I’ve been with Amazon for quite a long time now and you must have heard that their web hosting services aren’t very cheap. The average total of one instance per month (including EBS, S3 and all the others) was around $120 at the start. That was back in July 2009 when I had no idea about how all this stuff works. With a lot of experimenting I managed to drop my instance per month costs down by around 40%. Below are a few tips that can help you lower your Amazon Web Services charges:
- Use reserved EC2 Instances where possible. Amazon charges $0.085 per hour for an m1.small Linux instance in the US, that’s around $61 per month and $734 per year. A reserved instance costs me $227 for one year, plus $0.03 per running hour, that makes it around $490 per year for an m1.small instance. Use reserved instances only if you’re sure that you’ll be using it for a whole year. You can save even more if you purchase a reserved instance for three years.
- Storage: EBS vs EC2. Pick EC2! That’s right, EC2! EBS charges you for provisioned storage, IO requests and snapshots. These may rise pretty quickly if you’re running MySQL on an EBS block – very risky! Run your MySQL on EC2. The php files and everything else should preferably be on EC2 aswell. You can use your EBS block for tiny backups of core PHP files if you’re running more than one EC2 instance.
- EBS is cheaper than S3. S3 should only be used in cases where you have to serve your static content from different servers (perhaps through CloudFront), and maybe store some backups there too (don’t forget to remove the old ones!), but EBS is cheaper, even with snapshots.
- CloudFront is okay. It does speed up your website, but you have to know that it’s more expensive for requests to Japan and Hong Kong
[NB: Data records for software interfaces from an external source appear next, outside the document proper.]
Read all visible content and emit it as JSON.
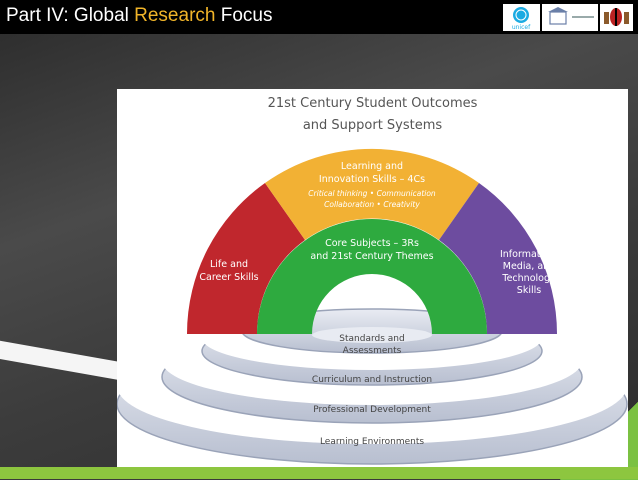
{
  "slide": {
    "title_prefix": "Part IV: Global ",
    "title_accent": "Research",
    "title_suffix": " Focus",
    "accent_color": "#f0b429"
  },
  "logos": [
    {
      "name": "unicef-logo",
      "label": "unicef"
    },
    {
      "name": "unesco-logo",
      "label": ""
    },
    {
      "name": "kenya-coat-of-arms-logo",
      "label": ""
    }
  ],
  "diagram": {
    "title_line1": "21st Century Student Outcomes",
    "title_line2": "and Support Systems",
    "arcs": {
      "life_career": {
        "line1": "Life and",
        "line2": "Career Skills",
        "color": "#c0272d"
      },
      "learning_innovation": {
        "line1": "Learning and",
        "line2": "Innovation Skills – 4Cs",
        "sub1": "Critical thinking • Communication",
        "sub2": "Collaboration • Creativity",
        "color": "#f2b134"
      },
      "info_media_tech": {
        "line1": "Information,",
        "line2": "Media, and",
        "line3": "Technology",
        "line4": "Skills",
        "color": "#6d4c9f"
      },
      "core_subjects": {
        "line1": "Core Subjects – 3Rs",
        "line2": "and 21st Century Themes",
        "color": "#2eaa3f"
      }
    },
    "rings": [
      {
        "label": "Standards and",
        "label2": "Assessments"
      },
      {
        "label": "Curriculum and Instruction"
      },
      {
        "label": "Professional Development"
      },
      {
        "label": "Learning Environments"
      }
    ]
  }
}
There you go. With these tips you should be able to get the Amazon hosting services for around $90/month, unless of course you have a 3 million visitors per day website ;) Also, for those of you wondering.. I haven’t used RackSpace, but I did compare their prices to Amazon’s and they’re more expensive.